*Task instructions*
Reproduce all the data, character for character.

# # # # #

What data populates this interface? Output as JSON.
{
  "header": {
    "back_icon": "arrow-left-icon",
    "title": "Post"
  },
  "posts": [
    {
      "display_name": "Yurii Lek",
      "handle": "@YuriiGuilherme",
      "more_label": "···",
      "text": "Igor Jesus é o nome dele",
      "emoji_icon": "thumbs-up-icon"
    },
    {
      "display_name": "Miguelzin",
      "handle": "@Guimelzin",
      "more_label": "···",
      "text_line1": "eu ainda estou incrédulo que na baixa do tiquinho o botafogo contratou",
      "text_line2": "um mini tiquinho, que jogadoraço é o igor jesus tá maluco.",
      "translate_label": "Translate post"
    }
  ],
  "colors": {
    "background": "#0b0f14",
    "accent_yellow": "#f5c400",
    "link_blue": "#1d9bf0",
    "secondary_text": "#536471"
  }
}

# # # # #

*Completed task*
What data populates this interface? Output as JSON.
{
  "header": {
    "back_icon": "arrow-left-icon",
    "title": "Post"
  },
  "posts": [
    {
      "display_name": "Yurii Lek",
      "handle": "@YuriiGuilherme",
      "more_label": "···",
      "text": "Igor Jesus é o nome dele",
      "emoji_icon": "thumbs-up-icon"
    },
    {
      "display_name": "Miguelzin",
      "handle": "@Guimelzin",
      "more_label": "···",
      "text_line1": "eu ainda estou incrédulo que na baixa do tiquinho o botafogo contratou",
      "text_line2": "um mini tiquinho, que jogadoraço é o igor jesus tá maluco.",
      "translate_label": "Translate post"
    }
  ],
  "colors": {
    "background": "#0b0f14",
    "accent_yellow": "#f5c400",
    "link_blue": "#1d9bf0",
    "secondary_text": "#536471"
  }
}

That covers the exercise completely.